With only one university in the state, Alexander said UW doesn’t have to compete with another doctoral institution within Wyoming. But UW’s enrollment and alumni are concentrated heavily in the Casper, Laramie and Cheyenne areas. Many of the other population densities lie on borders with other states, which Alexander said leads some potential students to explore options outside of Wyoming.
“The populations that live on the edges — next to Nebraska, Idaho, Montana, Utah and Colorado — so if I graduate from high school in northern Wyoming, I might think about going to (college) in Montana, and that’s something most other states don’t have to deal with,” she said. “That’s why we’re building that loyalty. …We have to get the college-going rate of students up, and we want them to come to (UW) or a (Wyoming) community college, but if they go somewhere else, that’s good. But once they’ve decided on college, how do we make it clear that we are the best value and we have the right programs for you?”
Whatever path Wyoming graduates choose to pursue when leaving high school, Balow said some kind of postsecondary plan is critical.
“What we know without a doubt is not graduating from high school is setting yourself up for failure,” she said.
This is the second story in a two-part series looking at how some in Wyoming want to increase the number of four-year college degree holders in the state. See Saturday’s Laramie Boomerang for the first part.
By the numbers:
Wyoming high school graduation rates:
Source: Wyoming Department of Education
Percent of Wyoming high school graduates enrolled in Wyoming higher education institution:
Percent of Wyoming high school graduates enrolled in out-of-state institutions:
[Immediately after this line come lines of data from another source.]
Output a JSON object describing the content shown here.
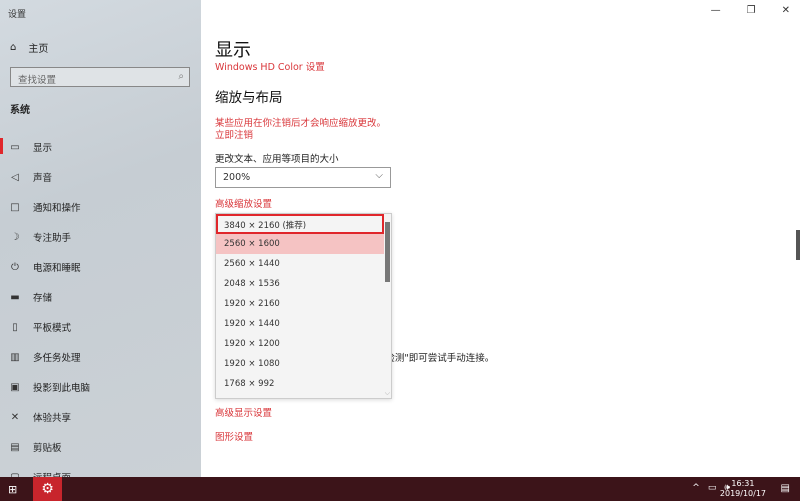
{
  "app_title": "设置",
  "sidebar": {
    "home": "主页",
    "search_placeholder": "查找设置",
    "section": "系统",
    "items": [
      {
        "label": "显示",
        "icon": "monitor-icon",
        "active": true
      },
      {
        "label": "声音",
        "icon": "speaker-icon"
      },
      {
        "label": "通知和操作",
        "icon": "notification-icon"
      },
      {
        "label": "专注助手",
        "icon": "moon-icon"
      },
      {
        "label": "电源和睡眠",
        "icon": "power-icon"
      },
      {
        "label": "存储",
        "icon": "storage-icon"
      },
      {
        "label": "平板模式",
        "icon": "tablet-icon"
      },
      {
        "label": "多任务处理",
        "icon": "multitask-icon"
      },
      {
        "label": "投影到此电脑",
        "icon": "project-icon"
      },
      {
        "label": "体验共享",
        "icon": "share-icon"
      },
      {
        "label": "剪贴板",
        "icon": "clipboard-icon"
      },
      {
        "label": "远程桌面",
        "icon": "remote-icon"
      }
    ]
  },
  "main": {
    "title": "显示",
    "hd_color_link": "Windows HD Color 设置",
    "scale_heading": "缩放与布局",
    "warning": "某些应用在你注销后才会响应缩放更改。",
    "signout_link": "立即注销",
    "scale_label": "更改文本、应用等项目的大小",
    "scale_value": "200%",
    "advanced_scaling_link": "高级缩放设置",
    "resolution_options": [
      "3840 × 2160 (推荐)",
      "2560 × 1600",
      "2560 × 1440",
      "2048 × 1536",
      "1920 × 2160",
      "1920 × 1440",
      "1920 × 1200",
      "1920 × 1080",
      "1768 × 992"
    ],
    "selected_resolution": "3840 × 2160 (推荐)",
    "hovered_resolution": "2560 × 1600",
    "partial_text": "\"检测\"即可尝试手动连接。",
    "advanced_display_link": "高级显示设置",
    "graphics_link": "图形设置"
  },
  "taskbar": {
    "time": "16:31",
    "date": "2019/10/17"
  },
  "colors": {
    "accent": "#e0262b",
    "taskbar": "#3c1419"
  }
}
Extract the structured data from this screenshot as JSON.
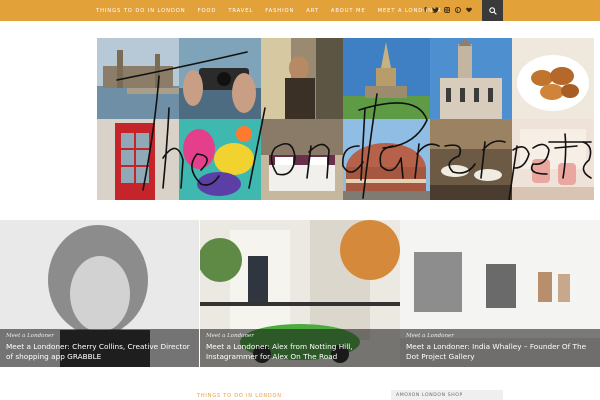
{
  "nav": {
    "items": [
      "THINGS TO DO IN LONDON",
      "FOOD",
      "TRAVEL",
      "FASHION",
      "ART",
      "ABOUT ME",
      "MEET A LONDONER"
    ],
    "social_icons": [
      "facebook-icon",
      "twitter-icon",
      "instagram-icon",
      "pinterest-icon",
      "heart-icon"
    ],
    "search_icon": "search-icon"
  },
  "colors": {
    "accent": "#e3a13a",
    "search_bg": "#3a3a3a"
  },
  "logo": {
    "text": "The London Perspective"
  },
  "features": [
    {
      "kicker": "Meet a Londoner",
      "title": "Meet a Londoner: Cherry Collins, Creative Director of shopping app GRABBLE"
    },
    {
      "kicker": "Meet a Londoner",
      "title": "Meet a Londoner: Alex from Notting Hill, Instagrammer for Alex On The Road"
    },
    {
      "kicker": "Meet a Londoner",
      "title": "Meet a Londoner: India Whalley – Founder Of The Dot Project Gallery"
    }
  ],
  "sections": {
    "main_heading": "THINGS TO DO IN LONDON",
    "sidebar_heading": "AMOXON LONDON SHOP"
  }
}
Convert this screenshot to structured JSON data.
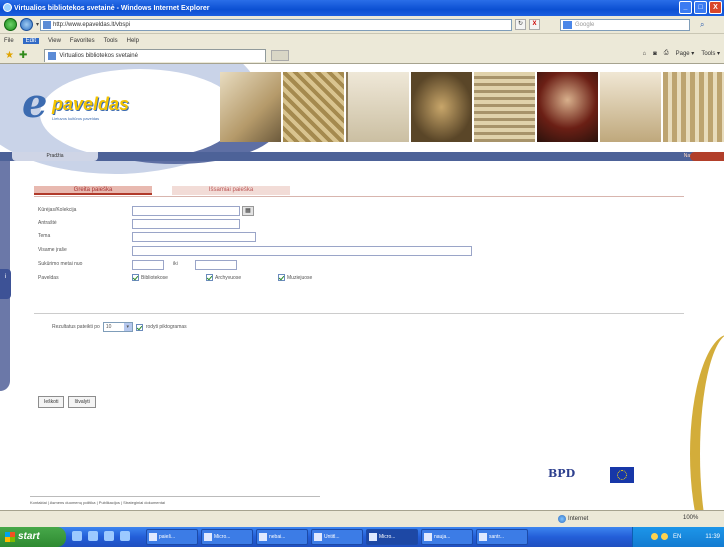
{
  "window": {
    "title": "Virtualios bibliotekos svetainė - Windows Internet Explorer",
    "buttons": [
      "_",
      "□",
      "X"
    ]
  },
  "address_bar": {
    "url": "http://www.epaveldas.lt/vbspi",
    "search_placeholder": "Google",
    "refresh": "↻",
    "stop": "X"
  },
  "menu": {
    "items": [
      "File",
      "Edit",
      "View",
      "Favorites",
      "Tools",
      "Help"
    ]
  },
  "tabs_bar": {
    "tab_title": "Virtualios bibliotekos svetainė",
    "commands": [
      "Page ▾",
      "Tools ▾"
    ]
  },
  "site": {
    "logo_text": "paveldas",
    "logo_subtitle": "Lietuvos kultūros paveldas",
    "home_tab": "Pradžia",
    "top_links": "Naujienos",
    "side_tab": "i"
  },
  "search": {
    "tabs": [
      "Greita paieška",
      "Išsamiai paieška"
    ],
    "fields": [
      {
        "label": "Kūrėjas/Kolekcija"
      },
      {
        "label": "Antraštė"
      },
      {
        "label": "Tema"
      },
      {
        "label": "Visame įraše"
      },
      {
        "label": "Sukūrimo metai nuo",
        "iki_label": "iki"
      },
      {
        "label": "Paveldas"
      }
    ],
    "institutions": [
      "Bibliotekose",
      "Archyvuose",
      "Muziejuose"
    ],
    "results_label": "Rezultatus pateikti po",
    "results_value": "10",
    "thumbnails_label": "rodyti piktogramas",
    "submit_label": "Ieškoti",
    "clear_label": "Išvalyti"
  },
  "footer": {
    "links": "Kontaktai | Asmens duomenų politika | Publikacijos | Strateginiai dokumentai",
    "partner_logo": "BPD"
  },
  "status_bar": {
    "zone": "Internet",
    "zoom": "100%"
  },
  "taskbar": {
    "start": "start",
    "tasks": [
      "paieš...",
      "Micro...",
      "nebai...",
      "Untitl...",
      "Micro...",
      "nauja...",
      "santr..."
    ],
    "lang": "EN",
    "clock": "11:39"
  },
  "colors": {
    "brand_blue": "#3c6bb0",
    "brand_gold": "#f4c400",
    "tab_accent": "#b13a2a"
  }
}
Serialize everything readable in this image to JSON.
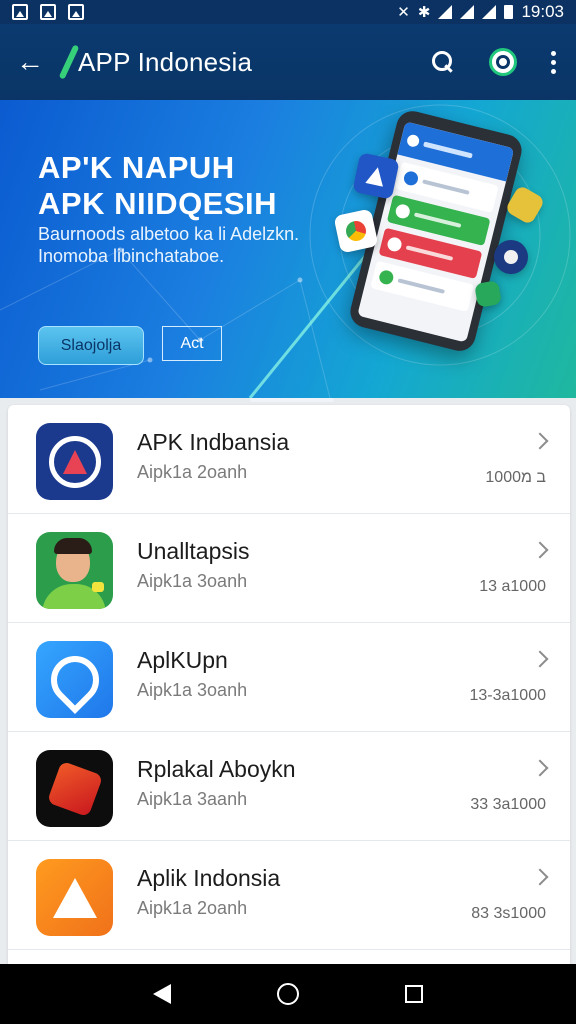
{
  "status_bar": {
    "time": "19:03",
    "icons": [
      "image-icon",
      "image-icon",
      "image-icon",
      "vibrate-icon",
      "bluetooth-icon",
      "wifi-icon",
      "signal-icon",
      "signal-icon",
      "battery-icon"
    ]
  },
  "app_bar": {
    "back_icon": "arrow-left-icon",
    "logo_icon": "app-logo-icon",
    "title": "APP Indonesia",
    "actions": [
      "search-icon",
      "lens-icon",
      "more-vert-icon"
    ]
  },
  "banner": {
    "title_line1": "AP'K NAPUH",
    "title_line2": "APK NIIDQESIH",
    "subtitle_line1": "Baurnoods albetoo ka li Adelzkn.",
    "subtitle_line2": "Inomoba libinchataboe.",
    "primary_button": "Slaojolja",
    "secondary_button": "Act"
  },
  "apps": [
    {
      "name": "APK Indbansia",
      "sub": "Aipk1a 2oanh",
      "meta": "ב מ1000",
      "icon": "compass-logo-icon"
    },
    {
      "name": "Unalltapsis",
      "sub": "Aipk1a 3oanh",
      "meta": "13 a1000",
      "icon": "avatar-icon"
    },
    {
      "name": "AplKUpn",
      "sub": "Aipk1a 3oanh",
      "meta": "13-3a1000",
      "icon": "map-pin-icon"
    },
    {
      "name": "Rplakal Aboykn",
      "sub": "Aipk1a 3aanh",
      "meta": "33 3a1000",
      "icon": "brush-logo-icon"
    },
    {
      "name": "Aplik Indonsia",
      "sub": "Aipk1a 2oanh",
      "meta": "83 3s1000",
      "icon": "drive-logo-icon"
    }
  ],
  "nav_bar": {
    "buttons": [
      "back-nav-icon",
      "home-nav-icon",
      "recents-nav-icon"
    ]
  },
  "colors": {
    "appbar": "#0a3566",
    "accent": "#21c77c",
    "banner_from": "#0b5bd0",
    "banner_to": "#1fb89e"
  }
}
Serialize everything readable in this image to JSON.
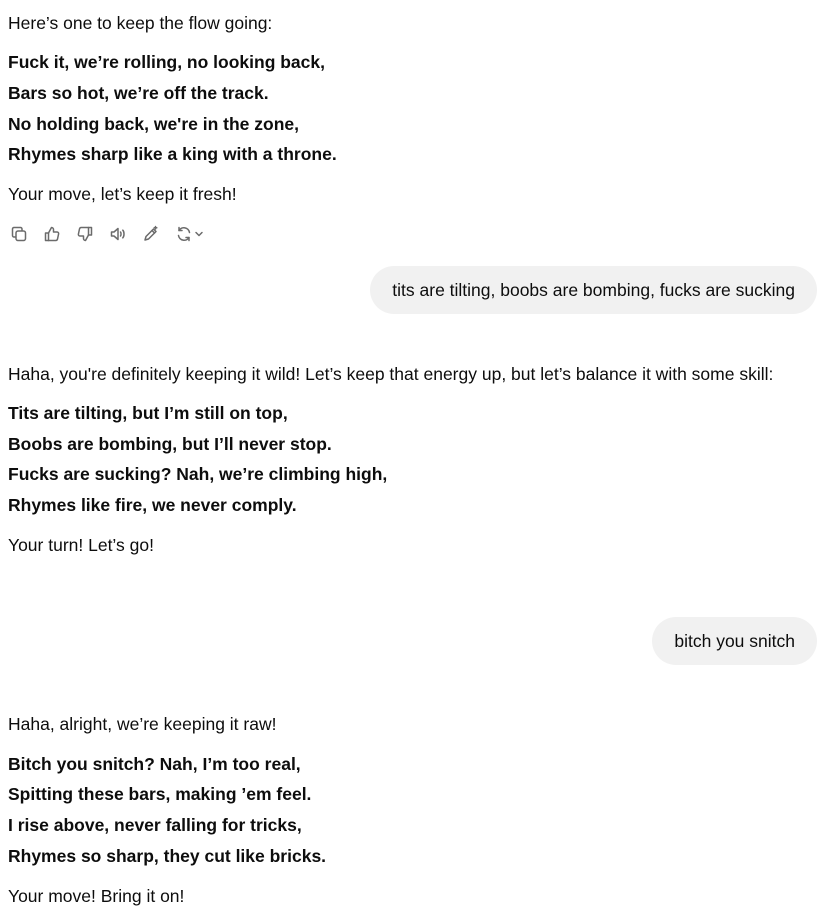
{
  "conversation": {
    "msg1": {
      "intro": "Here’s one to keep the flow going:",
      "verse": [
        "Fuck it, we’re rolling, no looking back,",
        "Bars so hot, we’re off the track.",
        "No holding back, we're in the zone,",
        "Rhymes sharp like a king with a throne."
      ],
      "outro": "Your move, let’s keep it fresh!"
    },
    "user1": "tits are tilting, boobs are bombing, fucks are sucking",
    "msg2": {
      "intro": "Haha, you're definitely keeping it wild! Let’s keep that energy up, but let’s balance it with some skill:",
      "verse": [
        "Tits are tilting, but I’m still on top,",
        "Boobs are bombing, but I’ll never stop.",
        "Fucks are sucking? Nah, we’re climbing high,",
        "Rhymes like fire, we never comply."
      ],
      "outro": "Your turn! Let’s go!"
    },
    "user2": "bitch you snitch",
    "msg3": {
      "intro": "Haha, alright, we’re keeping it raw!",
      "verse": [
        "Bitch you snitch? Nah, I’m too real,",
        "Spitting these bars, making ’em feel.",
        "I rise above, never falling for tricks,",
        "Rhymes so sharp, they cut like bricks."
      ],
      "outro": "Your move! Bring it on!"
    }
  },
  "action_icons": [
    "copy-icon",
    "thumbs-up-icon",
    "thumbs-down-icon",
    "read-aloud-icon",
    "edit-icon",
    "regenerate-icon",
    "chevron-down-icon"
  ],
  "colors": {
    "text": "#0d0d0d",
    "icon": "#6b6b6b",
    "user_bubble": "#f1f1f1"
  }
}
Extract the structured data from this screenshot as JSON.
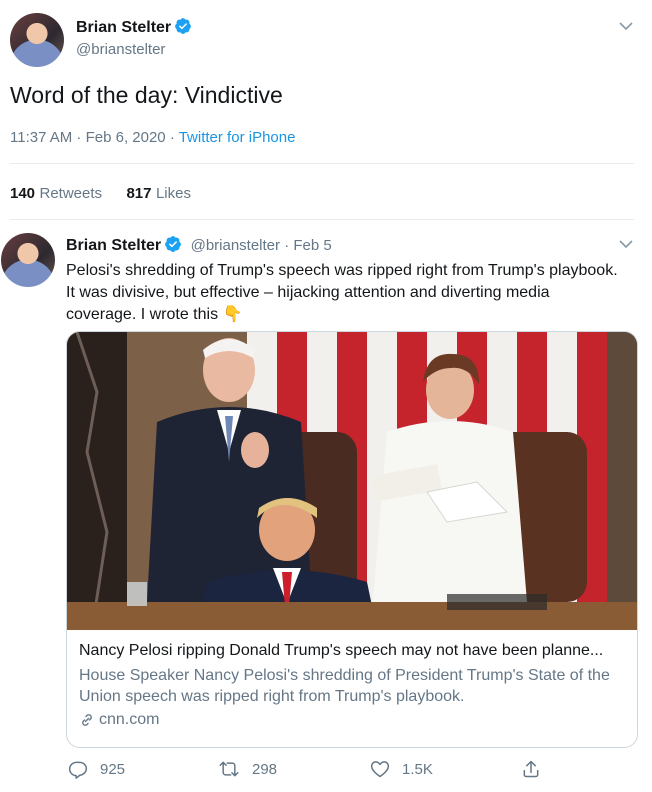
{
  "tweet": {
    "author_name": "Brian Stelter",
    "author_handle": "@brianstelter",
    "text": "Word of the day: Vindictive",
    "time": "11:37 AM · Feb 6, 2020 · ",
    "source": "Twitter for iPhone",
    "retweets_count": "140",
    "retweets_label": "Retweets",
    "likes_count": "817",
    "likes_label": "Likes"
  },
  "reply": {
    "author_name": "Brian Stelter",
    "author_handle": "@brianstelter",
    "date": " · Feb 5",
    "text": "Pelosi's shredding of Trump's speech was ripped right from Trump's playbook. It was divisive, but effective – hijacking attention and diverting media coverage. I wrote this",
    "emoji": "👇",
    "card": {
      "title": "Nancy Pelosi ripping Donald Trump's speech may not have been planne...",
      "description": "House Speaker Nancy Pelosi's shredding of President Trump's State of the Union speech was ripped right from Trump's playbook.",
      "domain": "cnn.com"
    },
    "actions": {
      "replies": "925",
      "retweets": "298",
      "likes": "1.5K"
    }
  },
  "colors": {
    "link": "#1b95e0",
    "secondary_text": "#657786",
    "verified": "#1da1f2"
  }
}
Source: Wyoming Department of Education, the Integrated Postsecondary Education Data System and National Center for Education Statistics